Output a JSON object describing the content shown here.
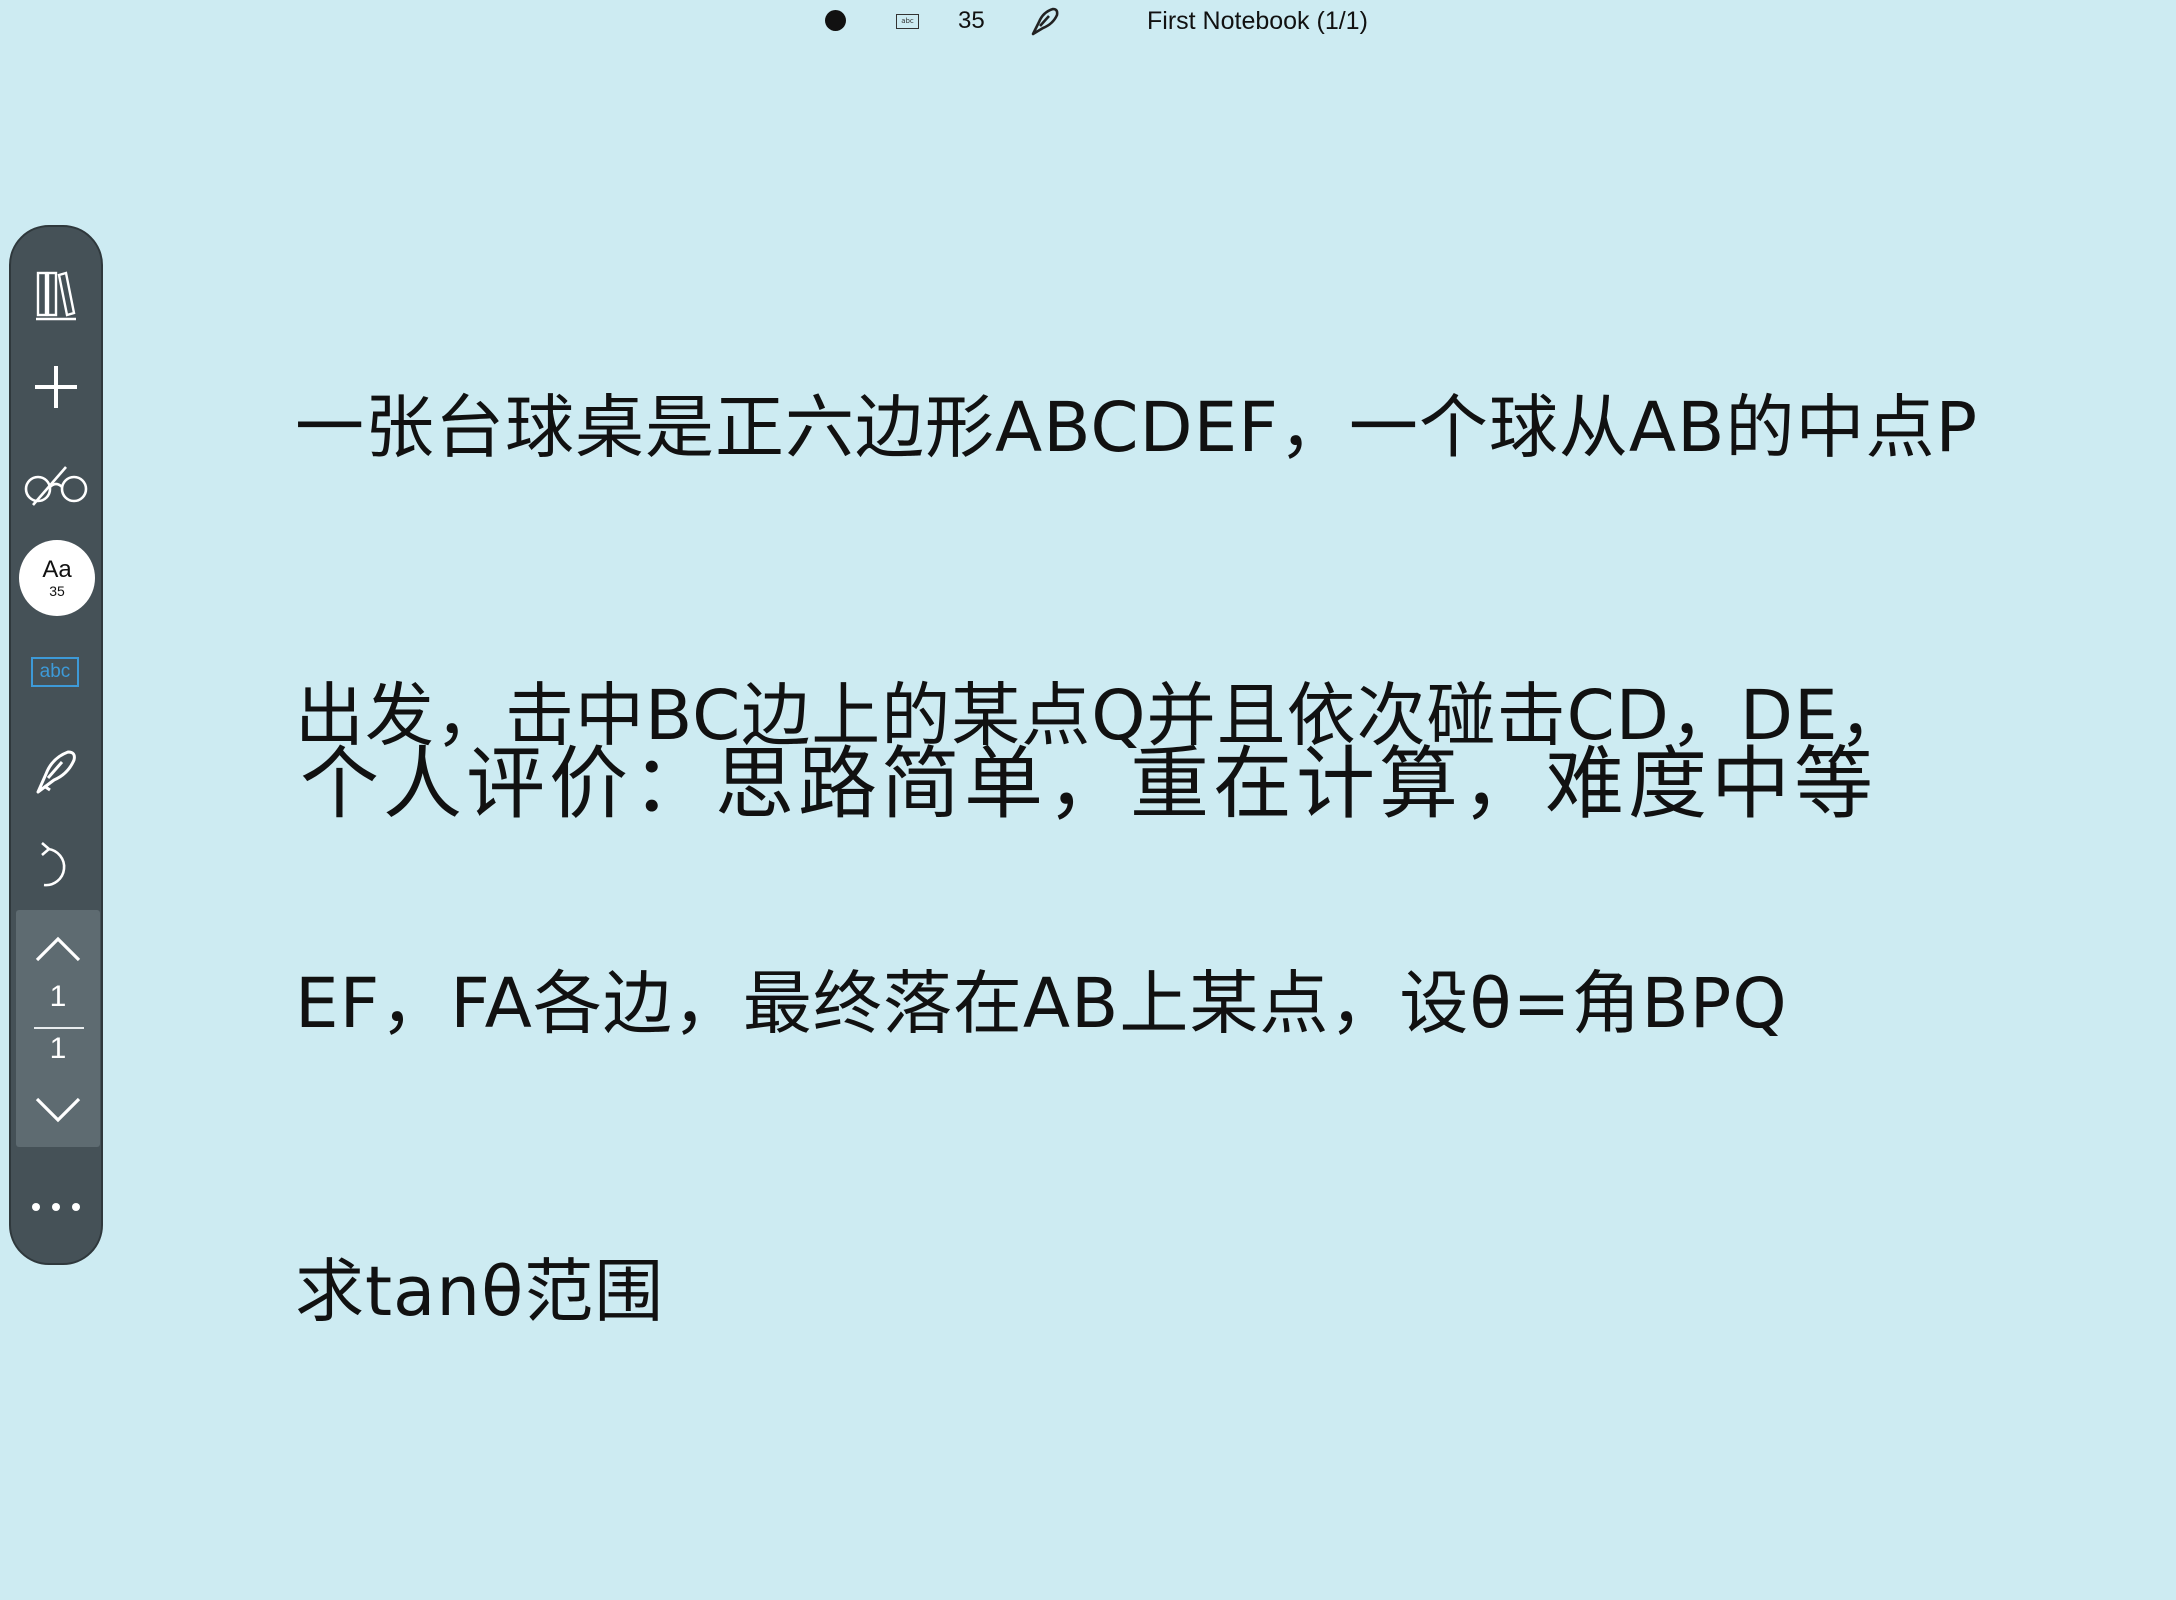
{
  "status_bar": {
    "pen_size": "35",
    "notebook_title": "First Notebook (1/1)",
    "abc_label": "abc"
  },
  "toolbar": {
    "font_button": {
      "label": "Aa",
      "size": "35"
    },
    "abc_label": "abc",
    "page_current": "1",
    "page_total": "1",
    "icons": [
      "library-icon",
      "add-icon",
      "glasses-icon",
      "font-size-icon",
      "text-mode-icon",
      "pen-icon",
      "undo-icon",
      "page-up-icon",
      "page-down-icon",
      "more-icon"
    ]
  },
  "content": {
    "question_lines": [
      "一张台球桌是正六边形ABCDEF，一个球从AB的中点P",
      "出发，击中BC边上的某点Q并且依次碰击CD，DE，",
      "EF，FA各边，最终落在AB上某点，设θ=角BPQ",
      "求tanθ范围"
    ],
    "evaluation": "个人评价：思路简单，重在计算，难度中等"
  },
  "colors": {
    "background": "#cdebf2",
    "toolbar": "#455157",
    "accent": "#3d9ad8"
  }
}
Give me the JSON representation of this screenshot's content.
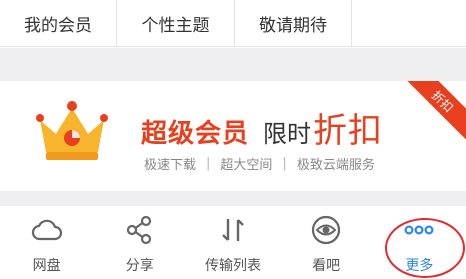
{
  "top_menu": {
    "items": [
      {
        "label": "我的会员"
      },
      {
        "label": "个性主题"
      },
      {
        "label": "敬请期待"
      },
      {
        "label": ""
      }
    ]
  },
  "banner": {
    "vip_label": "超级会员",
    "limited_label": "限时",
    "discount_label": "折扣",
    "ribbon_label": "折扣",
    "features": [
      "极速下载",
      "超大空间",
      "极致云端服务"
    ],
    "separator": "|",
    "crown_icon": "crown-icon",
    "accent_color": "#e8401f",
    "crown_color": "#f7b42c"
  },
  "bottom_nav": {
    "items": [
      {
        "label": "网盘",
        "icon": "cloud-icon"
      },
      {
        "label": "分享",
        "icon": "share-icon"
      },
      {
        "label": "传输列表",
        "icon": "transfer-icon"
      },
      {
        "label": "看吧",
        "icon": "eye-icon"
      },
      {
        "label": "更多",
        "icon": "more-dots-icon"
      }
    ],
    "active_color": "#2a88e6",
    "highlight_color": "#e02c2c"
  }
}
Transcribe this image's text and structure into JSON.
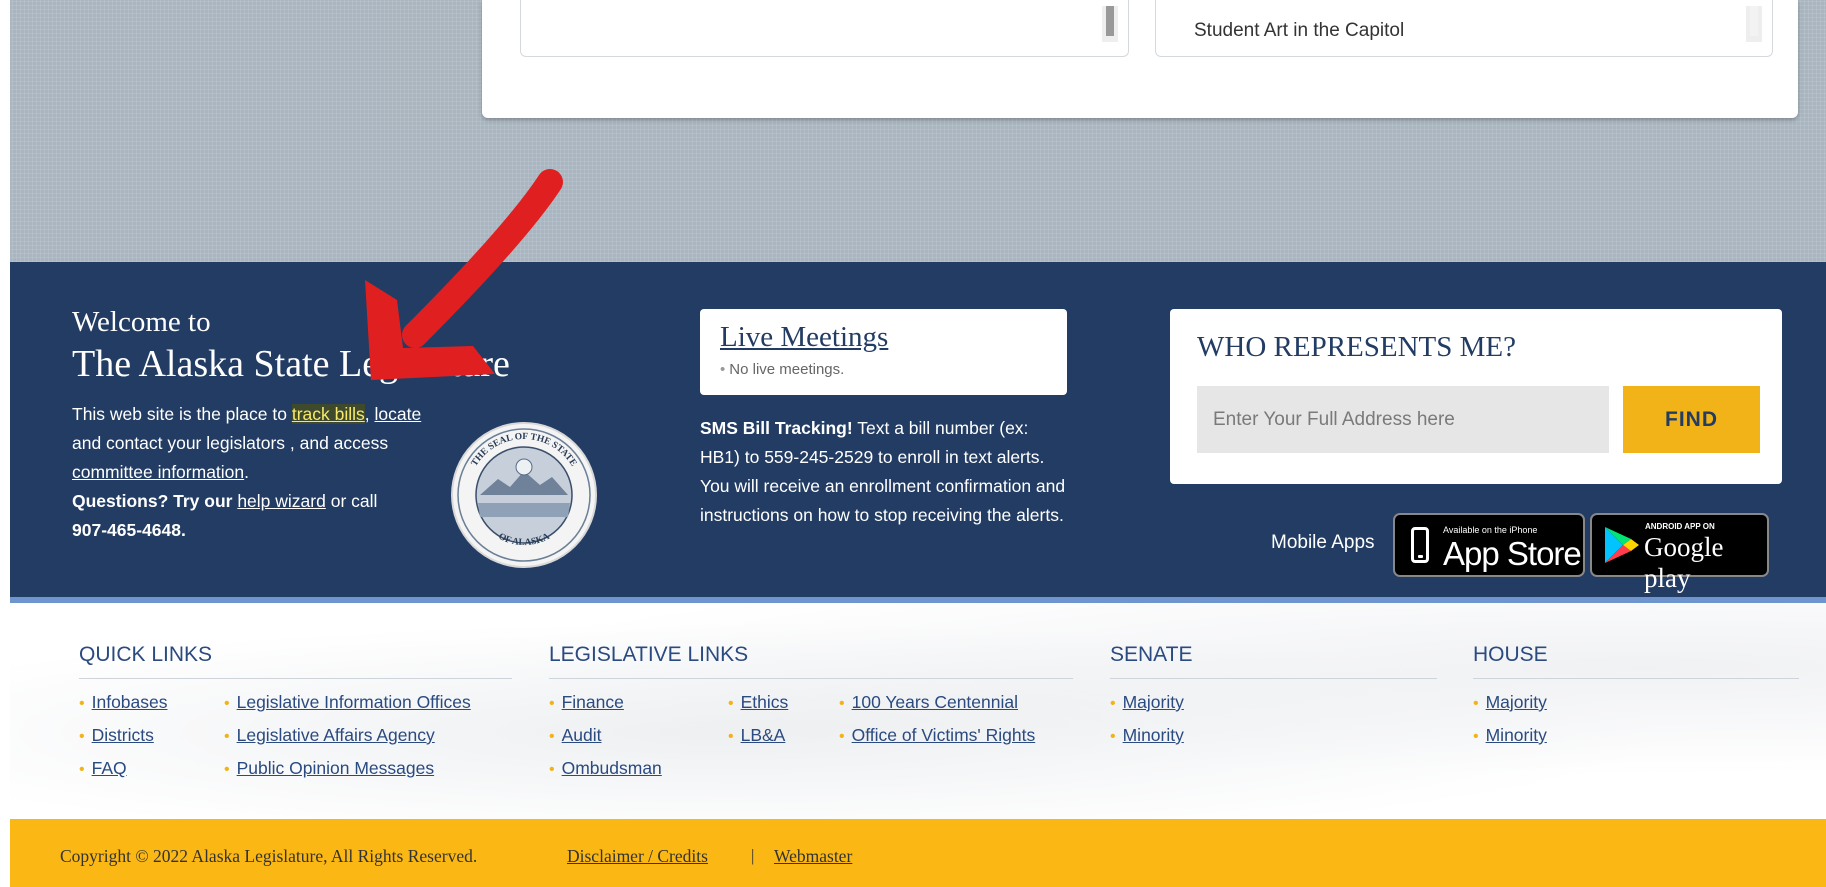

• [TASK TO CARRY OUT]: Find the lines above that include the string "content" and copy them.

• [WRITTEN SOLUTION]:
Output a JSON object describing the content shown here.
  "content": {
Give me the JSON representation of this screenshot's content.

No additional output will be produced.